====== Material provided ======

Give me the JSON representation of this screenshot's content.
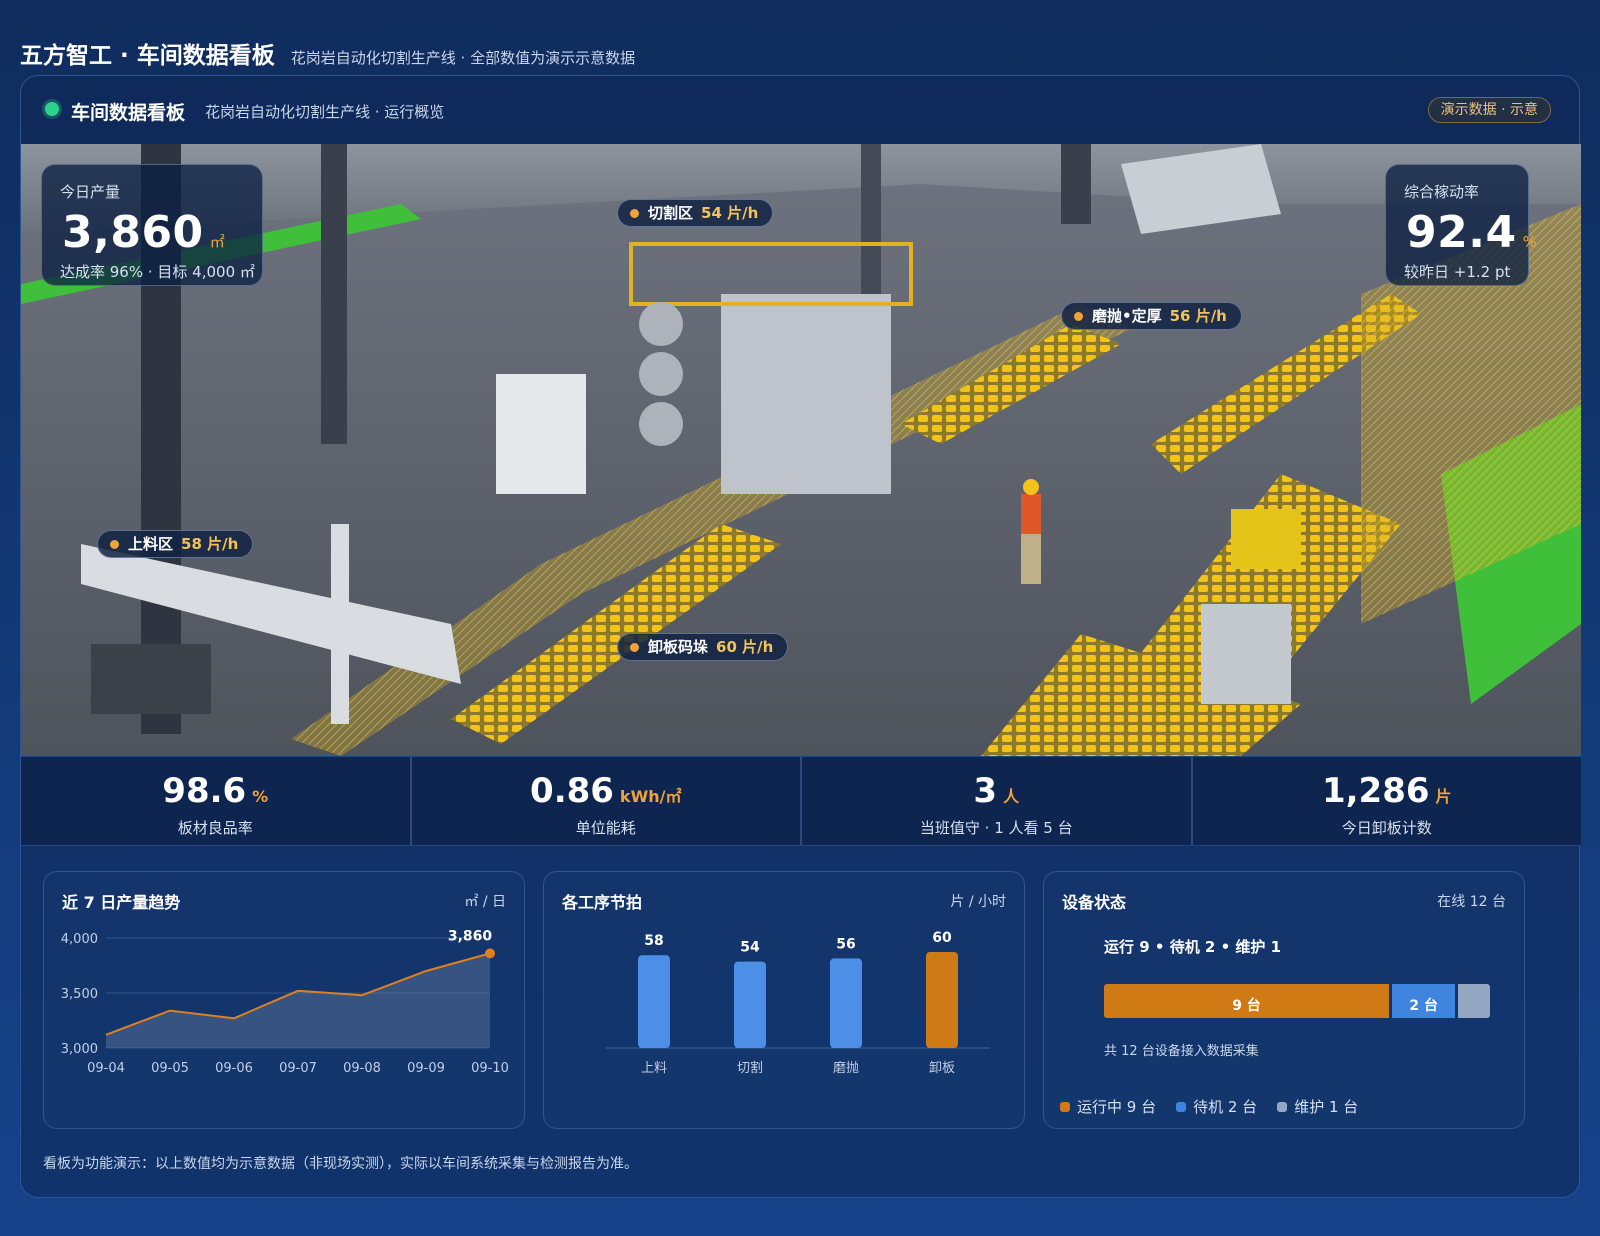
{
  "page": {
    "title": "五方智工 · 车间数据看板",
    "subtitle": "花岗岩自动化切割生产线 · 全部数值为演示示意数据"
  },
  "panel": {
    "title": "车间数据看板",
    "subtitle": "花岗岩自动化切割生产线 · 运行概览",
    "badge": "演示数据 · 示意"
  },
  "kpi": {
    "output": {
      "label": "今日产量",
      "value": "3,860",
      "unit": "㎡",
      "sub": "达成率 96% · 目标 4,000 ㎡"
    },
    "oee": {
      "label": "综合稼动率",
      "value": "92.4",
      "unit": "%",
      "sub": "较昨日 +1.2 pt"
    }
  },
  "stations": [
    {
      "name": "切割区",
      "rate": "54 片/h"
    },
    {
      "name": "磨抛•定厚",
      "rate": "56 片/h"
    },
    {
      "name": "上料区",
      "rate": "58 片/h"
    },
    {
      "name": "卸板码垛",
      "rate": "60 片/h"
    }
  ],
  "stats": [
    {
      "value": "98.6",
      "unit": "%",
      "label": "板材良品率"
    },
    {
      "value": "0.86",
      "unit": "kWh/㎡",
      "label": "单位能耗"
    },
    {
      "value": "3",
      "unit": "人",
      "label": "当班值守 · 1 人看 5 台"
    },
    {
      "value": "1,286",
      "unit": "片",
      "label": "今日卸板计数"
    }
  ],
  "cards": {
    "trend": {
      "title": "近 7 日产量趋势",
      "unit": "㎡ / 日"
    },
    "takt": {
      "title": "各工序节拍",
      "unit": "片 / 小时"
    },
    "equipment": {
      "title": "设备状态",
      "online": "在线 12 台",
      "summary": "运行 9 • 待机 2 • 维护 1",
      "segments": [
        {
          "label": "9 台",
          "value": 9,
          "color": "#d07a15"
        },
        {
          "label": "2 台",
          "value": 2,
          "color": "#3f85df"
        },
        {
          "label": "",
          "value": 1,
          "color": "#93a6c2"
        }
      ],
      "note": "共 12 台设备接入数据采集",
      "legend": [
        {
          "label": "运行中 9 台",
          "color": "#d07a15"
        },
        {
          "label": "待机 2 台",
          "color": "#3f85df"
        },
        {
          "label": "维护 1 台",
          "color": "#93a6c2"
        }
      ]
    }
  },
  "colors": {
    "accent": "#f0a33a",
    "series": "#e07f1f",
    "bar": "#4c8fe6",
    "bar_highlight": "#d07a15"
  },
  "chart_data": [
    {
      "type": "area",
      "title": "近 7 日产量趋势",
      "ylabel": "㎡ / 日",
      "x": [
        "09-04",
        "09-05",
        "09-06",
        "09-07",
        "09-08",
        "09-09",
        "09-10"
      ],
      "series": [
        {
          "values": [
            3120,
            3340,
            3270,
            3520,
            3480,
            3700,
            3860
          ]
        }
      ],
      "ylim": [
        3000,
        4000
      ],
      "yticks": [
        "3,000",
        "3,500",
        "4,000"
      ],
      "annotation": {
        "x": "09-10",
        "label": "3,860"
      }
    },
    {
      "type": "bar",
      "title": "各工序节拍",
      "ylabel": "片 / 小时",
      "categories": [
        "上料",
        "切割",
        "磨抛",
        "卸板"
      ],
      "values": [
        58,
        54,
        56,
        60
      ],
      "highlight": "卸板"
    }
  ],
  "footnote": "看板为功能演示：以上数值均为示意数据（非现场实测），实际以车间系统采集与检测报告为准。"
}
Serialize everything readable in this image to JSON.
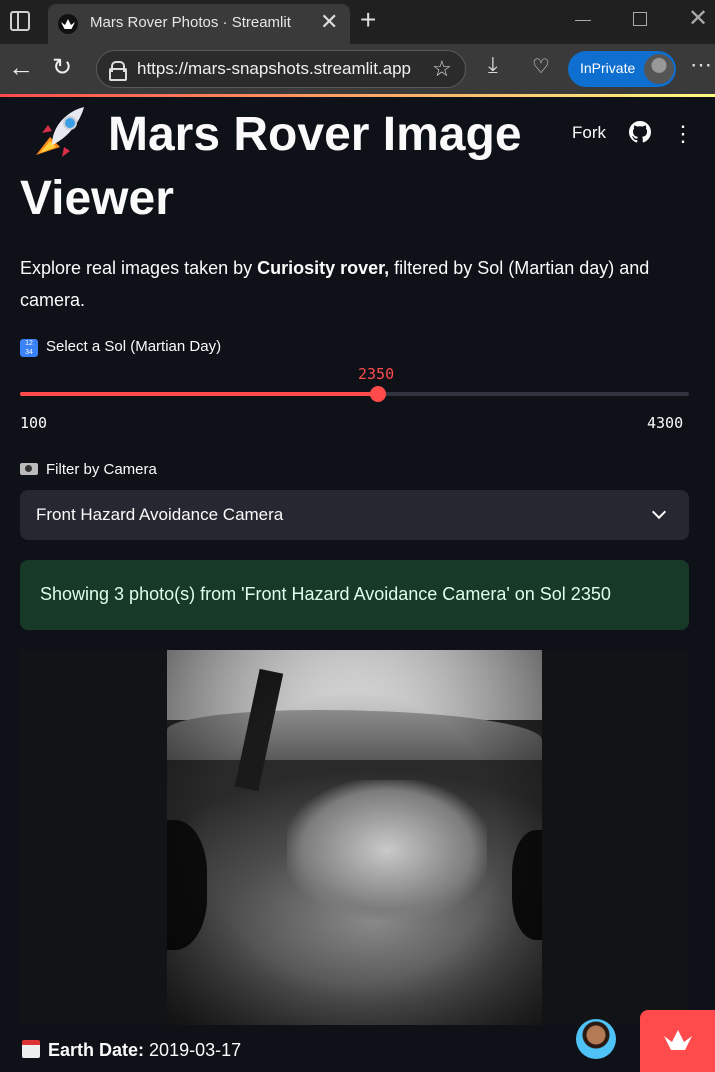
{
  "browser": {
    "tab_title": "Mars Rover Photos · Streamlit",
    "url": "https://mars-snapshots.streamlit.app",
    "inprivate_label": "InPrivate"
  },
  "header": {
    "title_emoji": "🚀",
    "title": "Mars Rover Image Viewer",
    "fork_label": "Fork"
  },
  "intro": {
    "prefix": "Explore real images taken by ",
    "rover": "Curiosity rover,",
    "suffix": " filtered by Sol (Martian day) and camera."
  },
  "sol_slider": {
    "label": "Select a Sol (Martian Day)",
    "value": "2350",
    "min": "100",
    "max": "4300",
    "fraction": 0.5357
  },
  "camera_filter": {
    "label": "Filter by Camera",
    "selected": "Front Hazard Avoidance Camera"
  },
  "status": {
    "message": "Showing 3 photo(s) from 'Front Hazard Avoidance Camera' on Sol 2350"
  },
  "photo": {
    "earth_date_label": "Earth Date:",
    "earth_date": "2019-03-17"
  },
  "colors": {
    "accent": "#ff4b4b",
    "background": "#0e1117",
    "success_bg": "#173928"
  }
}
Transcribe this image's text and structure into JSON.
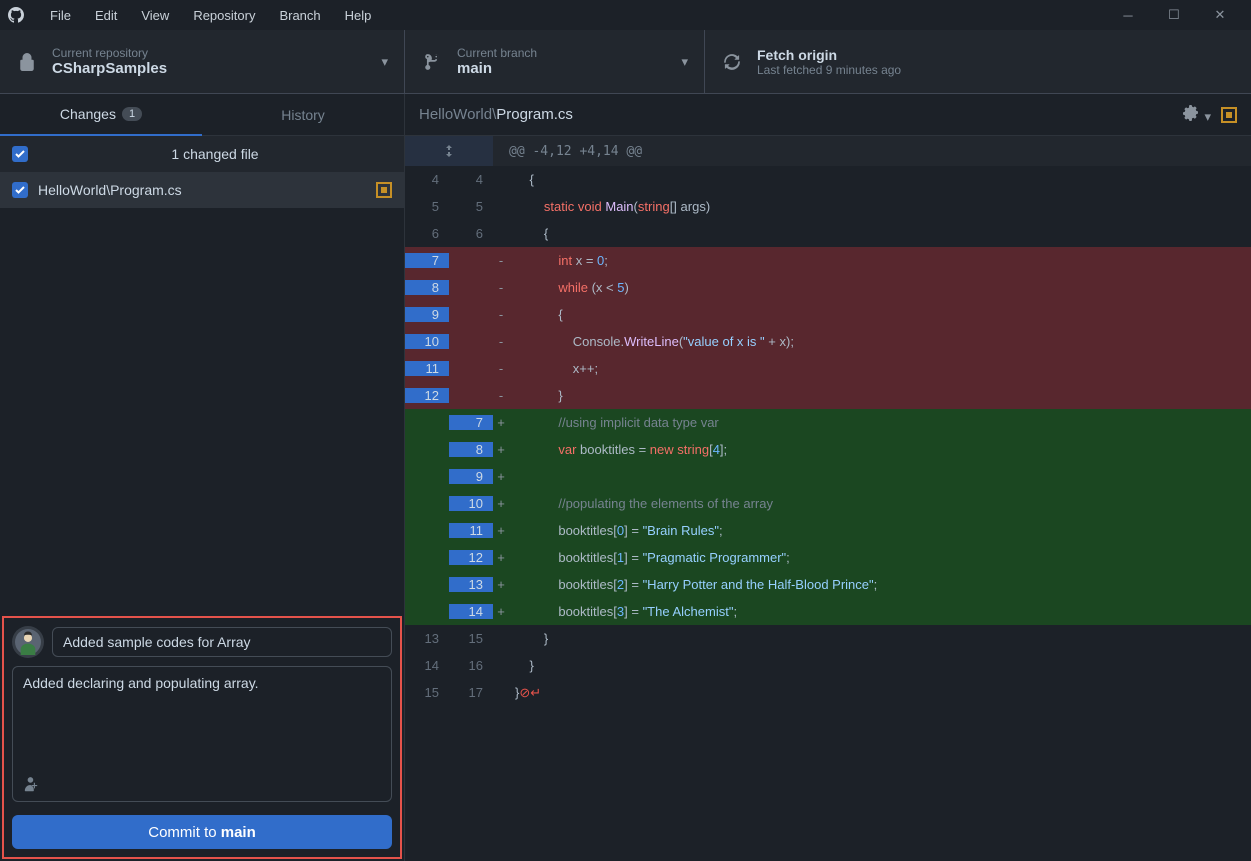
{
  "menu": [
    "File",
    "Edit",
    "View",
    "Repository",
    "Branch",
    "Help"
  ],
  "toolbar": {
    "repo": {
      "label": "Current repository",
      "value": "CSharpSamples"
    },
    "branch": {
      "label": "Current branch",
      "value": "main"
    },
    "fetch": {
      "label": "Fetch origin",
      "value": "Last fetched 9 minutes ago"
    }
  },
  "tabs": {
    "changes": "Changes",
    "changes_count": "1",
    "history": "History"
  },
  "filelist": {
    "header": "1 changed file",
    "file": "HelloWorld\\Program.cs"
  },
  "commit": {
    "summary": "Added sample codes for Array",
    "description": "Added declaring and populating array.",
    "button_prefix": "Commit to ",
    "button_branch": "main"
  },
  "diff": {
    "path_prefix": "HelloWorld\\",
    "path_file": "Program.cs",
    "hunk": "@@ -4,12 +4,14 @@",
    "lines": [
      {
        "t": "ctx",
        "a": "4",
        "b": "4",
        "code": "    {"
      },
      {
        "t": "ctx",
        "a": "5",
        "b": "5",
        "code_html": "        <span class='tk-key'>static</span> <span class='tk-key'>void</span> <span class='tk-fn'>Main</span>(<span class='tk-key'>string</span>[] <span class='tk-var'>args</span>)"
      },
      {
        "t": "ctx",
        "a": "6",
        "b": "6",
        "code": "        {"
      },
      {
        "t": "del",
        "a": "7",
        "b": "",
        "code_html": "            <span class='tk-key'>int</span> <span class='tk-var'>x</span> = <span class='tk-num'>0</span>;"
      },
      {
        "t": "del",
        "a": "8",
        "b": "",
        "code_html": "            <span class='tk-key'>while</span> (<span class='tk-var'>x</span> &lt; <span class='tk-num'>5</span>)"
      },
      {
        "t": "del",
        "a": "9",
        "b": "",
        "code": "            {"
      },
      {
        "t": "del",
        "a": "10",
        "b": "",
        "code_html": "                <span class='tk-var'>Console</span>.<span class='tk-fn'>WriteLine</span>(<span class='tk-str'>\"value of x is \"</span> + <span class='tk-var'>x</span>);"
      },
      {
        "t": "del",
        "a": "11",
        "b": "",
        "code_html": "                <span class='tk-var'>x</span>++;"
      },
      {
        "t": "del",
        "a": "12",
        "b": "",
        "code": "            }"
      },
      {
        "t": "add",
        "a": "",
        "b": "7",
        "code_html": "            <span class='tk-com'>//using implicit data type var</span>"
      },
      {
        "t": "add",
        "a": "",
        "b": "8",
        "code_html": "            <span class='tk-key'>var</span> <span class='tk-var'>booktitles</span> = <span class='tk-key'>new</span> <span class='tk-key'>string</span>[<span class='tk-num'>4</span>];"
      },
      {
        "t": "add",
        "a": "",
        "b": "9",
        "code": ""
      },
      {
        "t": "add",
        "a": "",
        "b": "10",
        "code_html": "            <span class='tk-com'>//populating the elements of the array</span>"
      },
      {
        "t": "add",
        "a": "",
        "b": "11",
        "code_html": "            <span class='tk-var'>booktitles</span>[<span class='tk-num'>0</span>] = <span class='tk-str'>\"Brain Rules\"</span>;"
      },
      {
        "t": "add",
        "a": "",
        "b": "12",
        "code_html": "            <span class='tk-var'>booktitles</span>[<span class='tk-num'>1</span>] = <span class='tk-str'>\"Pragmatic Programmer\"</span>;"
      },
      {
        "t": "add",
        "a": "",
        "b": "13",
        "code_html": "            <span class='tk-var'>booktitles</span>[<span class='tk-num'>2</span>] = <span class='tk-str'>\"Harry Potter and the Half-Blood Prince\"</span>;"
      },
      {
        "t": "add",
        "a": "",
        "b": "14",
        "code_html": "            <span class='tk-var'>booktitles</span>[<span class='tk-num'>3</span>] = <span class='tk-str'>\"The Alchemist\"</span>;"
      },
      {
        "t": "ctx",
        "a": "13",
        "b": "15",
        "code": "        }"
      },
      {
        "t": "ctx",
        "a": "14",
        "b": "16",
        "code": "    }"
      },
      {
        "t": "ctx",
        "a": "15",
        "b": "17",
        "code_html": "}<span class='tk-err'>⊘↵</span>"
      }
    ]
  }
}
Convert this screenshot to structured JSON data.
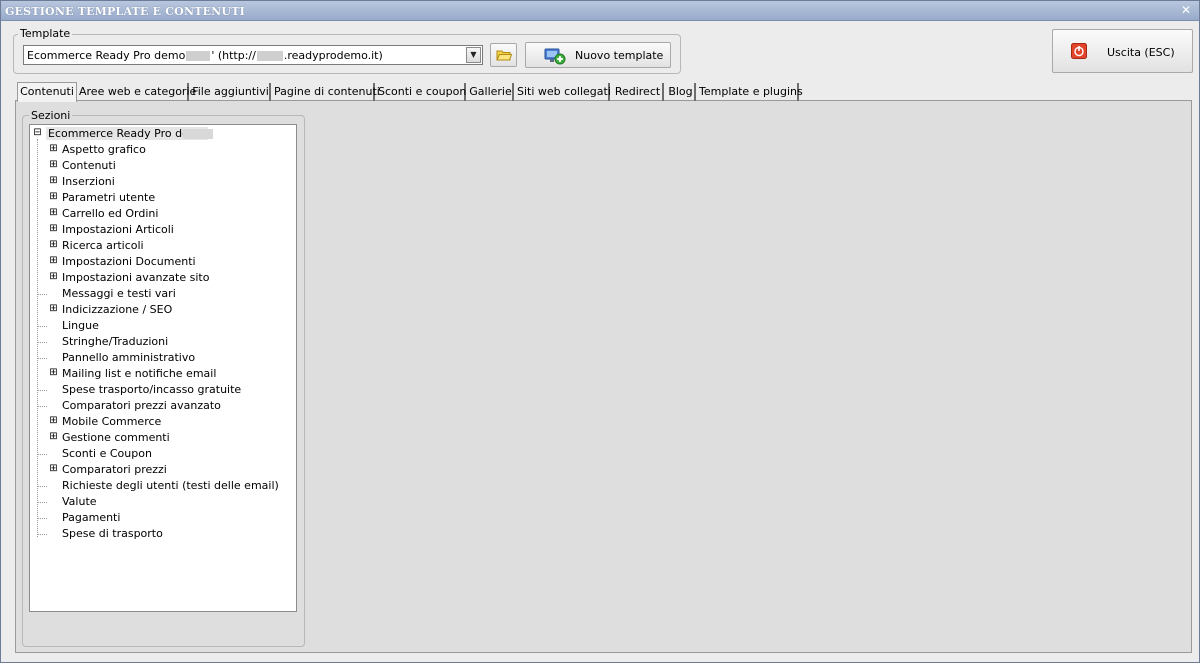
{
  "window": {
    "title": "GESTIONE TEMPLATE E CONTENUTI"
  },
  "template_group": {
    "legend": "Template",
    "combo_text_1": "Ecommerce Ready Pro demo",
    "combo_text_2": "' (http://",
    "combo_text_3": ".readyprodemo.it)",
    "new_template_label": "Nuovo template"
  },
  "exit_button": {
    "label": "Uscita (ESC)"
  },
  "tabs": [
    "Contenuti",
    "Aree web e categorie",
    "File aggiuntivi",
    "Pagine di contenuti",
    "Sconti e coupon",
    "Gallerie",
    "Siti web collegati",
    "Redirect",
    "Blog",
    "Template e plugins"
  ],
  "sections": {
    "legend": "Sezioni",
    "root": "Ecommerce Ready Pro demo",
    "items": [
      {
        "label": "Aspetto grafico",
        "expandable": true
      },
      {
        "label": "Contenuti",
        "expandable": true
      },
      {
        "label": "Inserzioni",
        "expandable": true
      },
      {
        "label": "Parametri utente",
        "expandable": true
      },
      {
        "label": "Carrello ed Ordini",
        "expandable": true
      },
      {
        "label": "Impostazioni Articoli",
        "expandable": true
      },
      {
        "label": "Ricerca articoli",
        "expandable": true
      },
      {
        "label": "Impostazioni Documenti",
        "expandable": true
      },
      {
        "label": "Impostazioni avanzate sito",
        "expandable": true
      },
      {
        "label": "Messaggi e testi vari",
        "expandable": false
      },
      {
        "label": "Indicizzazione / SEO",
        "expandable": true
      },
      {
        "label": "Lingue",
        "expandable": false
      },
      {
        "label": "Stringhe/Traduzioni",
        "expandable": false
      },
      {
        "label": "Pannello amministrativo",
        "expandable": false
      },
      {
        "label": "Mailing list e notifiche email",
        "expandable": true
      },
      {
        "label": "Spese trasporto/incasso gratuite",
        "expandable": false
      },
      {
        "label": "Comparatori prezzi avanzato",
        "expandable": false
      },
      {
        "label": "Mobile Commerce",
        "expandable": true
      },
      {
        "label": "Gestione commenti",
        "expandable": true
      },
      {
        "label": "Sconti e Coupon",
        "expandable": false
      },
      {
        "label": "Comparatori prezzi",
        "expandable": true
      },
      {
        "label": "Richieste degli utenti (testi delle email)",
        "expandable": false
      },
      {
        "label": "Valute",
        "expandable": false
      },
      {
        "label": "Pagamenti",
        "expandable": false
      },
      {
        "label": "Spese di trasporto",
        "expandable": false
      }
    ]
  },
  "colors": {
    "title_bar": "#98abcb",
    "window_bg": "#ececec",
    "tree_bg": "#ffffff"
  }
}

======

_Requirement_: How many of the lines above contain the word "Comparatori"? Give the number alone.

_Exercise solution_: 2